After admiring the scenery surrounding the Amber Palace, we went through the ornately decorated Ganesh Gate and followed our guide through as series of narrow low-ceilinged passageways to the private chambers of the maharajah in the third courtyard.

Ganesha Gate.

Ganesha Gate.

A big draw here was the so-called mirrored palace, a room filled with inlaid convex mirrored tiles. The interior chamber was closed for repair, but the outside was still quite amazing. You can imaging how strange and beautiful the place must have looked in glittering candlelight.

Exterior of the Mirrored Palace.

Exterior of the Mirrored Palace.

Across from the mirrored palace, we also got to see how the Amber Palace was cooled during the hot Indian summers. It was all based on circulating water throughout the palace in such a way that took advantage of using prevailing breezes for evaporative cooling.

Water-based cooling system at the Amber Palace.

Water-based cooling system at the Amber Palace.

After the mirrored palace, we walked to a courtyard where the rooms where the many wives and concubines of Rajah Man Singh lived and waited patiently to be administered to by the Rajah himself.

And that's pretty much the extent of what we saw and learned about about the Amber Palace. I'm sure there's a fascinating tale or two about the place and how it fit into the rest of the history of India under the Mughal Empire, but we didn't get any of it. Time for some independent study.

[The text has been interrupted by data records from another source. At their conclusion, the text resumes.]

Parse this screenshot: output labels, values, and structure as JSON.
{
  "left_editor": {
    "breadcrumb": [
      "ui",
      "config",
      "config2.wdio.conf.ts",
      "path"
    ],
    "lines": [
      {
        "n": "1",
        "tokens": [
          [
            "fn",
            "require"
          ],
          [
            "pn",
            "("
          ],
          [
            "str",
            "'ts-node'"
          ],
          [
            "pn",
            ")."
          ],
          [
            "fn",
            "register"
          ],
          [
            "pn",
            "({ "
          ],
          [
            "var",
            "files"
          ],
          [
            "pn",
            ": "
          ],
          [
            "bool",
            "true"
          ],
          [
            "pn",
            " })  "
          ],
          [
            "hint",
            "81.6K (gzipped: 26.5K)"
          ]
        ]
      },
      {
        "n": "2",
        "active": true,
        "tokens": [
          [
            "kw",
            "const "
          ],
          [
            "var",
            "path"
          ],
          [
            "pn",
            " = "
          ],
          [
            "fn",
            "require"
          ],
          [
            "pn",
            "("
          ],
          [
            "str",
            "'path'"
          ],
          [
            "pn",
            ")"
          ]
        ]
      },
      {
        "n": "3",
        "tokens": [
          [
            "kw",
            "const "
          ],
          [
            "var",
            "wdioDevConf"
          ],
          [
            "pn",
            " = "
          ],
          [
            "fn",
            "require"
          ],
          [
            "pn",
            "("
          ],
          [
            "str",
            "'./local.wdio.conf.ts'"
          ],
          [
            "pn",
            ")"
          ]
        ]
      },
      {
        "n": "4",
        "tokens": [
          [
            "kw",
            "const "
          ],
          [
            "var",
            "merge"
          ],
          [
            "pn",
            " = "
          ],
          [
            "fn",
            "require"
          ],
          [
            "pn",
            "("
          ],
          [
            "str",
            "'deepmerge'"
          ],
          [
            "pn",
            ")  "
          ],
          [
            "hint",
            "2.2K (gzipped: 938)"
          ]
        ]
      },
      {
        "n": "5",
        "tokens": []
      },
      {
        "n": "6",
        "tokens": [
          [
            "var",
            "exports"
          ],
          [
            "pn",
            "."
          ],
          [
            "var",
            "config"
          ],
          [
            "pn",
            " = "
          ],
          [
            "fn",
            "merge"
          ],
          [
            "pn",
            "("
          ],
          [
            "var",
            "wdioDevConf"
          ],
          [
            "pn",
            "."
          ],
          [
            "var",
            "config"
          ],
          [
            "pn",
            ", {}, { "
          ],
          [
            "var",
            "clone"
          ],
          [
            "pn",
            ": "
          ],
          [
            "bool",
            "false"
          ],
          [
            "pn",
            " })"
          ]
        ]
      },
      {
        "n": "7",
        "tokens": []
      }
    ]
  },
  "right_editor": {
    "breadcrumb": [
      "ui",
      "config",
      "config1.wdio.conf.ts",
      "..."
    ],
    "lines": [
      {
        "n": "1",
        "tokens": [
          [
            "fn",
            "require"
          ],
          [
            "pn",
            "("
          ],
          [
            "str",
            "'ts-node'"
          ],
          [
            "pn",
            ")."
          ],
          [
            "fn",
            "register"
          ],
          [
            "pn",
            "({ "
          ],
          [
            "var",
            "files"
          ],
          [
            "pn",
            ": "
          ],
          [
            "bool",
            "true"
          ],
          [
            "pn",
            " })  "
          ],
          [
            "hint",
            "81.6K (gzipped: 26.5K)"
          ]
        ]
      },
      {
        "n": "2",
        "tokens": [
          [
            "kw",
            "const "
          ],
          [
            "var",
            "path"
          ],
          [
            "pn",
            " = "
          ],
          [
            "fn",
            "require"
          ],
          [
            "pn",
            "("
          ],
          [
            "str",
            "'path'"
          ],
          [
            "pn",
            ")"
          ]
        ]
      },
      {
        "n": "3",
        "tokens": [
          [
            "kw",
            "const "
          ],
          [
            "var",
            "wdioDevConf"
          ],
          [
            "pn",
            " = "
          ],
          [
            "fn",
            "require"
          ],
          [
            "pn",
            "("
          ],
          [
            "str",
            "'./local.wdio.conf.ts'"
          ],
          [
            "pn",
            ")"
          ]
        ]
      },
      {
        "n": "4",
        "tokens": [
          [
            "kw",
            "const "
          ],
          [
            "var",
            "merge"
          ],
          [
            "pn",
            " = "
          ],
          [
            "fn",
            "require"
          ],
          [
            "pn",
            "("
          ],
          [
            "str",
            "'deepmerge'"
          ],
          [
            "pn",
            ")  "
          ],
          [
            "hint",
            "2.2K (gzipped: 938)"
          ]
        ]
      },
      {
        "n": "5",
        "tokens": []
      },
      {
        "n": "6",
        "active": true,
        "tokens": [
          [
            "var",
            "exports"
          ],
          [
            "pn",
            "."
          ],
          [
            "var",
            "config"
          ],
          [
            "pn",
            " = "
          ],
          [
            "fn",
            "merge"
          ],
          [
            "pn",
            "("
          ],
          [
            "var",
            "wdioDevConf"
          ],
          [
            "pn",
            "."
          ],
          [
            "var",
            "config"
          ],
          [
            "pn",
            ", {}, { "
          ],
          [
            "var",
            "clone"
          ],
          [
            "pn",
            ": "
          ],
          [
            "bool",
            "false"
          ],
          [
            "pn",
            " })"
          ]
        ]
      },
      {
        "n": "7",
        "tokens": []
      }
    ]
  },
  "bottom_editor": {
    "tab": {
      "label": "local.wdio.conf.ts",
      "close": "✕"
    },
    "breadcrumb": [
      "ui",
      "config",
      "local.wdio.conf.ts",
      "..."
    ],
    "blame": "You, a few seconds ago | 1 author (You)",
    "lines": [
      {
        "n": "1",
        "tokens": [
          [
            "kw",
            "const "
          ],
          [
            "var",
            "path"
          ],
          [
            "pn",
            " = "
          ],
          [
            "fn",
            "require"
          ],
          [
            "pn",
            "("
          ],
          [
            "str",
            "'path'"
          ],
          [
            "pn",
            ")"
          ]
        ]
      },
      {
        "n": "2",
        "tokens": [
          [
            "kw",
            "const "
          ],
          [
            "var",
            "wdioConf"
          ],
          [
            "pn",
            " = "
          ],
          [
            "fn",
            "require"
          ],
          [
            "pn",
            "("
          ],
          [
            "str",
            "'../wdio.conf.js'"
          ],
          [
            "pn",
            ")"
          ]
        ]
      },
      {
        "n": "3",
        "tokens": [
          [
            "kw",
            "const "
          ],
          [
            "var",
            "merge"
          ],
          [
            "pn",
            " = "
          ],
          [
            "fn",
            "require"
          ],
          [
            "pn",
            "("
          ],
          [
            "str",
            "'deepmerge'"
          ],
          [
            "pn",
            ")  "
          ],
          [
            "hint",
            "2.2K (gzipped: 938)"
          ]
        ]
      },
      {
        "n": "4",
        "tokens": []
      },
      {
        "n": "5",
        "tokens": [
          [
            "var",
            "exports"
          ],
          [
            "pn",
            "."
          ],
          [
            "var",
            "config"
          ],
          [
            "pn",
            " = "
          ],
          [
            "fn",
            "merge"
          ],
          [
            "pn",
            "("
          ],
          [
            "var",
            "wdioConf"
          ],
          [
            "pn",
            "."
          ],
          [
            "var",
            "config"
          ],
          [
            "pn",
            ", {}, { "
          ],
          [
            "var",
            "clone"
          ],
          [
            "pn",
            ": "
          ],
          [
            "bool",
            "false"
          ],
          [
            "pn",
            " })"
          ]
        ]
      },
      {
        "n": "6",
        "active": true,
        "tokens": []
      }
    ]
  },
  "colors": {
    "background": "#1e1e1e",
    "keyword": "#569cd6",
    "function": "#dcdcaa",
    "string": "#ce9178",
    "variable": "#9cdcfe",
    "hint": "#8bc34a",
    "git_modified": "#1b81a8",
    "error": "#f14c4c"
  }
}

On the way back down the hill, we encountered some monkeys. At least these weren't the crab-eating macaques we'd seen everywhere else. These were (I think) black-faced vervet monkeys. And they kept their distance. But they were still creepy as hell.

Monkeys!

Monkeys!

We also saw one of the last elephants of the day bringing two tourists up the hill. And let me tell you, this was one tired elephant. It plodded along, pausing after each slow, deliberate step, half the time with its eyes closed. This beast was clearly exhausted. It looked like how I felt going up to Trail Crest from Guitar Lake when I hiked the John Muir Trail.

One tired elephant.

One tired elephant.

I asked the guide if the elephants got to eat between their four trips up to the palace. He told me, "No, they get to eat when their work is done." An animal of that size, one that eats 10% of its body weight each day, is going to need fuel to make that climb four times. We felt so bad for this particular elephant. We were really glad we didn't ride any elephants up to the Amber Palace.

After we got back down to the road, we climbed into the the car and drove back to Jaipur to see what there was to see in the capital of Rajasthan.

Notable Statistics:

  • UNESCO World Heritage sites visited: 1 (23 cumulative)
  • Elephants seen: 130
  • Monkeys seen: 14
  • Dogs seen: 6
  • Goats seen: 9

is a writer of things with a strong adventurous streak. He also drinks coffee.

Read more of Tom's posts.

Related ...

#UNESCO

The Amber Palace (or the Amer Fort)
Permalink: http://www.takingontheworld.net/world-travel-blog/india/the-amber-palace-or-the-amer-fort
Share This: FacebookTwitter